* [YOUR TASK] Look through the material below and show every line with the word "value".
** DATASET follows **
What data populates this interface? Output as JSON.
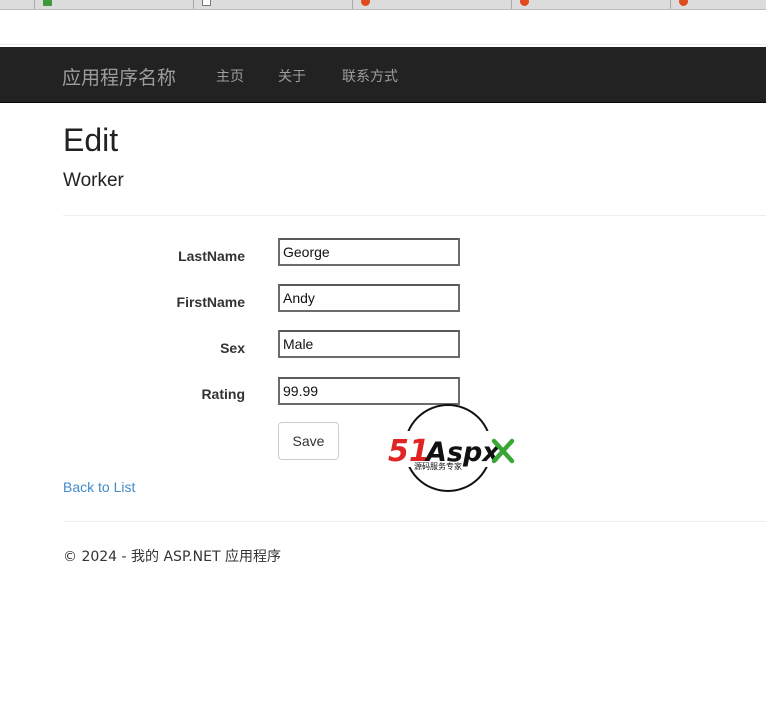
{
  "navbar": {
    "brand": "应用程序名称",
    "links": [
      "主页",
      "关于",
      "联系方式"
    ]
  },
  "page": {
    "title": "Edit",
    "subtitle": "Worker"
  },
  "form": {
    "fields": [
      {
        "label": "LastName",
        "value": "George"
      },
      {
        "label": "FirstName",
        "value": "Andy"
      },
      {
        "label": "Sex",
        "value": "Male"
      },
      {
        "label": "Rating",
        "value": "99.99"
      }
    ],
    "save_label": "Save"
  },
  "back_link": "Back to List",
  "footer": "© 2024 - 我的 ASP.NET 应用程序",
  "watermark": {
    "brand_51": "51",
    "brand_aspx": "Aspx",
    "tagline": "源码服务专家"
  },
  "colors": {
    "navbar_bg": "#222222",
    "nav_text": "#9d9d9d",
    "link": "#428bca",
    "watermark_red": "#e02424",
    "watermark_green": "#3aa635"
  }
}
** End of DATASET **
* [SOLUTION TO THE EXERCISE]
        "value": "George"
        "value": "Andy"
        "value": "Male"
        "value": "99.99"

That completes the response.